Word for word, copy all of the entries.

START Materials provided

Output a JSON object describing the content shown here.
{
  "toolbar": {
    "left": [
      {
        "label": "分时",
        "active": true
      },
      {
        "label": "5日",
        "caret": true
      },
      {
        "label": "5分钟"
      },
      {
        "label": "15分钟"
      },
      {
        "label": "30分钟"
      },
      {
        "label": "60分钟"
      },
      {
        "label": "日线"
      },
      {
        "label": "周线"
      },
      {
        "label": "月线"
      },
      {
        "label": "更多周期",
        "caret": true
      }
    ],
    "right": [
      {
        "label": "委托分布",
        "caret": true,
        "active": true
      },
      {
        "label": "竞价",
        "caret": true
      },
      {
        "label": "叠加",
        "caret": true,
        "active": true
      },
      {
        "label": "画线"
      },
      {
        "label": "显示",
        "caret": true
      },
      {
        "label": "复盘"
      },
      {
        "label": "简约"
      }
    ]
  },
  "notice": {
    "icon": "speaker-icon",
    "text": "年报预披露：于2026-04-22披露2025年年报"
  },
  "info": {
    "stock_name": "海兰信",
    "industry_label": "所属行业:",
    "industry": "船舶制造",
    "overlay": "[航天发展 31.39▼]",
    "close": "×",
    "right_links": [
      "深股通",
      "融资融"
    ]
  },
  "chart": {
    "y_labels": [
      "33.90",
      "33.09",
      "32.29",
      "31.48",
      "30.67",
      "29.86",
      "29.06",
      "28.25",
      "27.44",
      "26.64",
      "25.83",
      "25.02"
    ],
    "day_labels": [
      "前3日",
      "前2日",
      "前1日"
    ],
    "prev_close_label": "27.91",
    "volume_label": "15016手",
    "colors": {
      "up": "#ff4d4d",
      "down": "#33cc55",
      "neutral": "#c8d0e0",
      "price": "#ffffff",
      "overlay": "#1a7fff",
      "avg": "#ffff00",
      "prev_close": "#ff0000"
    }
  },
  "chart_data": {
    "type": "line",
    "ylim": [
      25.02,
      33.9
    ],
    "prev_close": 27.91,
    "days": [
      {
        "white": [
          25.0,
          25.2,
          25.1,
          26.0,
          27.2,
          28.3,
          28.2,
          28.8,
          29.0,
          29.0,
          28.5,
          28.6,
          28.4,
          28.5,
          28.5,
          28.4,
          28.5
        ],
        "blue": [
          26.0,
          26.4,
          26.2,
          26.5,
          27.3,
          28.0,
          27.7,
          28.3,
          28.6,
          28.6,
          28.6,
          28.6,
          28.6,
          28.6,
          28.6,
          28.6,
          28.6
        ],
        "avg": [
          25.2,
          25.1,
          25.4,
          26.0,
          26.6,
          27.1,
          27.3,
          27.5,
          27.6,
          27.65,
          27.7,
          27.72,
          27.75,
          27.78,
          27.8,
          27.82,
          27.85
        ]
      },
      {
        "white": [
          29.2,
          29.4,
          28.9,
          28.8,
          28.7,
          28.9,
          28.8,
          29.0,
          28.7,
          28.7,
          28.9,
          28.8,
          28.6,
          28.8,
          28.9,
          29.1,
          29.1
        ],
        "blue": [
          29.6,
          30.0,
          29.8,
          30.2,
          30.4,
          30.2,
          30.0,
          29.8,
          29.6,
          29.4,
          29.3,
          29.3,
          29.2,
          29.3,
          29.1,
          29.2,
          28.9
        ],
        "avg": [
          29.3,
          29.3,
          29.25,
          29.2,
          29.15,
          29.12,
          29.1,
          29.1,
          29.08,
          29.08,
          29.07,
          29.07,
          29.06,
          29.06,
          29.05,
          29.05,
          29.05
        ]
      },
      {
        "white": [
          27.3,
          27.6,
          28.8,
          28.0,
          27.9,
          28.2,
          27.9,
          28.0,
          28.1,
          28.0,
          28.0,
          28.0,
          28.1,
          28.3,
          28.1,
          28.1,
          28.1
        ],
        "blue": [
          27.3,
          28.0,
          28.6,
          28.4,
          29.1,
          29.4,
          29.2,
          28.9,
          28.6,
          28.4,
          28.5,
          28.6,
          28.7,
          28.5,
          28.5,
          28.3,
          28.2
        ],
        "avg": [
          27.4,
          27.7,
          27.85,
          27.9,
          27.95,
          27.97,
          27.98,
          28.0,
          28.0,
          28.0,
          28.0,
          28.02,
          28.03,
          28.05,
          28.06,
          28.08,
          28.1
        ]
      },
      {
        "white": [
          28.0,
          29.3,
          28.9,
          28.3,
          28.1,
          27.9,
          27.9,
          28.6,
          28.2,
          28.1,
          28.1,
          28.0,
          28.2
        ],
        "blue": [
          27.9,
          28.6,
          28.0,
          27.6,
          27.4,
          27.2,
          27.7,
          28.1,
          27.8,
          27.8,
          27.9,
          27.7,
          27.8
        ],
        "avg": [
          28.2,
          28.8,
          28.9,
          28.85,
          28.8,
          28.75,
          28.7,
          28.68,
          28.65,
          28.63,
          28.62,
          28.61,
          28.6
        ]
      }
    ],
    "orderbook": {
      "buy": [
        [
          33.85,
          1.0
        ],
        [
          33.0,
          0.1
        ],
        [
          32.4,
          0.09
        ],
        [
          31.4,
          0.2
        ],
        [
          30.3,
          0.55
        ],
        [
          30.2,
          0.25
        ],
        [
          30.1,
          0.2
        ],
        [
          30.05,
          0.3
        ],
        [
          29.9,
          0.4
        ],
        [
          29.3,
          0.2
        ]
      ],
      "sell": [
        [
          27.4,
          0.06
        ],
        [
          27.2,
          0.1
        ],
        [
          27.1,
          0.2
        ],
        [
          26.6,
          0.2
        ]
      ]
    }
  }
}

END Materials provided

**Problem solution**
Output a JSON object describing the content shown here.
{
  "toolbar": {
    "left": [
      {
        "label": "分时",
        "active": true
      },
      {
        "label": "5日",
        "caret": true
      },
      {
        "label": "5分钟"
      },
      {
        "label": "15分钟"
      },
      {
        "label": "30分钟"
      },
      {
        "label": "60分钟"
      },
      {
        "label": "日线"
      },
      {
        "label": "周线"
      },
      {
        "label": "月线"
      },
      {
        "label": "更多周期",
        "caret": true
      }
    ],
    "right": [
      {
        "label": "委托分布",
        "caret": true,
        "active": true
      },
      {
        "label": "竞价",
        "caret": true
      },
      {
        "label": "叠加",
        "caret": true,
        "active": true
      },
      {
        "label": "画线"
      },
      {
        "label": "显示",
        "caret": true
      },
      {
        "label": "复盘"
      },
      {
        "label": "简约"
      }
    ]
  },
  "notice": {
    "icon": "speaker-icon",
    "text": "年报预披露：于2026-04-22披露2025年年报"
  },
  "info": {
    "stock_name": "海兰信",
    "industry_label": "所属行业:",
    "industry": "船舶制造",
    "overlay": "[航天发展 31.39▼]",
    "close": "×",
    "right_links": [
      "深股通",
      "融资融"
    ]
  },
  "chart": {
    "y_labels": [
      "33.90",
      "33.09",
      "32.29",
      "31.48",
      "30.67",
      "29.86",
      "29.06",
      "28.25",
      "27.44",
      "26.64",
      "25.83",
      "25.02"
    ],
    "day_labels": [
      "前3日",
      "前2日",
      "前1日"
    ],
    "prev_close_label": "27.91",
    "volume_label": "15016手",
    "colors": {
      "up": "#ff4d4d",
      "down": "#33cc55",
      "neutral": "#c8d0e0",
      "price": "#ffffff",
      "overlay": "#1a7fff",
      "avg": "#ffff00",
      "prev_close": "#ff0000"
    }
  },
  "chart_data": {
    "type": "line",
    "ylim": [
      25.02,
      33.9
    ],
    "prev_close": 27.91,
    "days": [
      {
        "white": [
          25.0,
          25.2,
          25.1,
          26.0,
          27.2,
          28.3,
          28.2,
          28.8,
          29.0,
          29.0,
          28.5,
          28.6,
          28.4,
          28.5,
          28.5,
          28.4,
          28.5
        ],
        "blue": [
          26.0,
          26.4,
          26.2,
          26.5,
          27.3,
          28.0,
          27.7,
          28.3,
          28.6,
          28.6,
          28.6,
          28.6,
          28.6,
          28.6,
          28.6,
          28.6,
          28.6
        ],
        "avg": [
          25.2,
          25.1,
          25.4,
          26.0,
          26.6,
          27.1,
          27.3,
          27.5,
          27.6,
          27.65,
          27.7,
          27.72,
          27.75,
          27.78,
          27.8,
          27.82,
          27.85
        ]
      },
      {
        "white": [
          29.2,
          29.4,
          28.9,
          28.8,
          28.7,
          28.9,
          28.8,
          29.0,
          28.7,
          28.7,
          28.9,
          28.8,
          28.6,
          28.8,
          28.9,
          29.1,
          29.1
        ],
        "blue": [
          29.6,
          30.0,
          29.8,
          30.2,
          30.4,
          30.2,
          30.0,
          29.8,
          29.6,
          29.4,
          29.3,
          29.3,
          29.2,
          29.3,
          29.1,
          29.2,
          28.9
        ],
        "avg": [
          29.3,
          29.3,
          29.25,
          29.2,
          29.15,
          29.12,
          29.1,
          29.1,
          29.08,
          29.08,
          29.07,
          29.07,
          29.06,
          29.06,
          29.05,
          29.05,
          29.05
        ]
      },
      {
        "white": [
          27.3,
          27.6,
          28.8,
          28.0,
          27.9,
          28.2,
          27.9,
          28.0,
          28.1,
          28.0,
          28.0,
          28.0,
          28.1,
          28.3,
          28.1,
          28.1,
          28.1
        ],
        "blue": [
          27.3,
          28.0,
          28.6,
          28.4,
          29.1,
          29.4,
          29.2,
          28.9,
          28.6,
          28.4,
          28.5,
          28.6,
          28.7,
          28.5,
          28.5,
          28.3,
          28.2
        ],
        "avg": [
          27.4,
          27.7,
          27.85,
          27.9,
          27.95,
          27.97,
          27.98,
          28.0,
          28.0,
          28.0,
          28.0,
          28.02,
          28.03,
          28.05,
          28.06,
          28.08,
          28.1
        ]
      },
      {
        "white": [
          28.0,
          29.3,
          28.9,
          28.3,
          28.1,
          27.9,
          27.9,
          28.6,
          28.2,
          28.1,
          28.1,
          28.0,
          28.2
        ],
        "blue": [
          27.9,
          28.6,
          28.0,
          27.6,
          27.4,
          27.2,
          27.7,
          28.1,
          27.8,
          27.8,
          27.9,
          27.7,
          27.8
        ],
        "avg": [
          28.2,
          28.8,
          28.9,
          28.85,
          28.8,
          28.75,
          28.7,
          28.68,
          28.65,
          28.63,
          28.62,
          28.61,
          28.6
        ]
      }
    ],
    "orderbook": {
      "buy": [
        [
          33.85,
          1.0
        ],
        [
          33.0,
          0.1
        ],
        [
          32.4,
          0.09
        ],
        [
          31.4,
          0.2
        ],
        [
          30.3,
          0.55
        ],
        [
          30.2,
          0.25
        ],
        [
          30.1,
          0.2
        ],
        [
          30.05,
          0.3
        ],
        [
          29.9,
          0.4
        ],
        [
          29.3,
          0.2
        ]
      ],
      "sell": [
        [
          27.4,
          0.06
        ],
        [
          27.2,
          0.1
        ],
        [
          27.1,
          0.2
        ],
        [
          26.6,
          0.2
        ]
      ]
    }
  }
}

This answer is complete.